### WORK REQUIRED
Pull each line holding the word "checked" from the data.

### RECORDS TO PROCESS
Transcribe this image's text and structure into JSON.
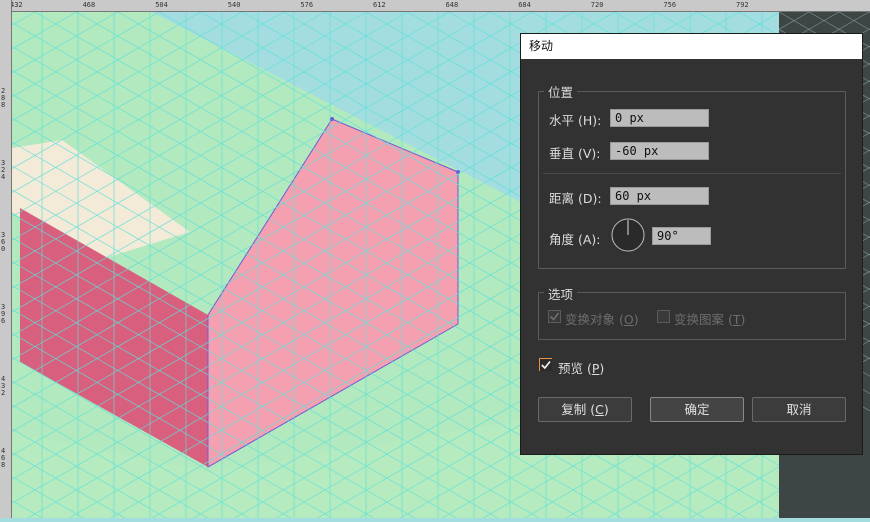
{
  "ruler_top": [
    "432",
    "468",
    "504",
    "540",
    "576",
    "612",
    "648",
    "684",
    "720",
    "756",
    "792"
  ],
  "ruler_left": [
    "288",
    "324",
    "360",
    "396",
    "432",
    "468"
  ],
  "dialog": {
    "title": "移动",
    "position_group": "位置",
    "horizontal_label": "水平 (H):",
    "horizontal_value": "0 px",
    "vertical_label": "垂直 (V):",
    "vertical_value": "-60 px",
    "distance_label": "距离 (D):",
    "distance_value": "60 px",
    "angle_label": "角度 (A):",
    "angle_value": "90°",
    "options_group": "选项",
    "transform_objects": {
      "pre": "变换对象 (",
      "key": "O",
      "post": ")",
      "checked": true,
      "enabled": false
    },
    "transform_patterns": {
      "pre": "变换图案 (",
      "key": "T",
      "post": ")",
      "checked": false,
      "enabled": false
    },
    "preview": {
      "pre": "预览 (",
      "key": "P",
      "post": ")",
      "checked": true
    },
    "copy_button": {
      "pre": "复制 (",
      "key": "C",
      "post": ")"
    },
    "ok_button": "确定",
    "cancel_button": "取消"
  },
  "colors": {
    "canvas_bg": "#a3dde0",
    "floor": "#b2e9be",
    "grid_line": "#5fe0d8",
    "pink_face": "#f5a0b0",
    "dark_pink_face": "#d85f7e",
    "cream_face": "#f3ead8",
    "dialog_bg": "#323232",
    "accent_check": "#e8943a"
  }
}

### RESULT OF THIS TASK
      "checked": true,
      "checked": false,
      "checked": true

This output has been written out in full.